(DATA FOR THE TASK)

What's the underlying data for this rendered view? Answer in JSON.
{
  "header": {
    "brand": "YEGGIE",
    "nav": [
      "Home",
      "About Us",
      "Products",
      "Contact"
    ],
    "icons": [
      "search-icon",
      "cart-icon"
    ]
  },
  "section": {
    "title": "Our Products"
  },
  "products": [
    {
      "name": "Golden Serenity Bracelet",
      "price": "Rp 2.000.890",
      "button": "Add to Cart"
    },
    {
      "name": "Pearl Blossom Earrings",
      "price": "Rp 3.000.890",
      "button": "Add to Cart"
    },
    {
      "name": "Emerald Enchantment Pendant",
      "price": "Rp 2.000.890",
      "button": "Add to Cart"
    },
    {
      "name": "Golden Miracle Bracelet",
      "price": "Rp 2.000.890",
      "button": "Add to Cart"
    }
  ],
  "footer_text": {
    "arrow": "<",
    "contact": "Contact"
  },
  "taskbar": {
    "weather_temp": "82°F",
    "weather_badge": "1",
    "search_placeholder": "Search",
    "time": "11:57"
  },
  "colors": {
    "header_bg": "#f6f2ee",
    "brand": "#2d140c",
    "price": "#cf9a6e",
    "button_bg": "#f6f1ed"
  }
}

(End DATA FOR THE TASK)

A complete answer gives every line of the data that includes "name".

      "name": "Golden Serenity Bracelet",
      "name": "Pearl Blossom Earrings",
      "name": "Emerald Enchantment Pendant",
      "name": "Golden Miracle Bracelet",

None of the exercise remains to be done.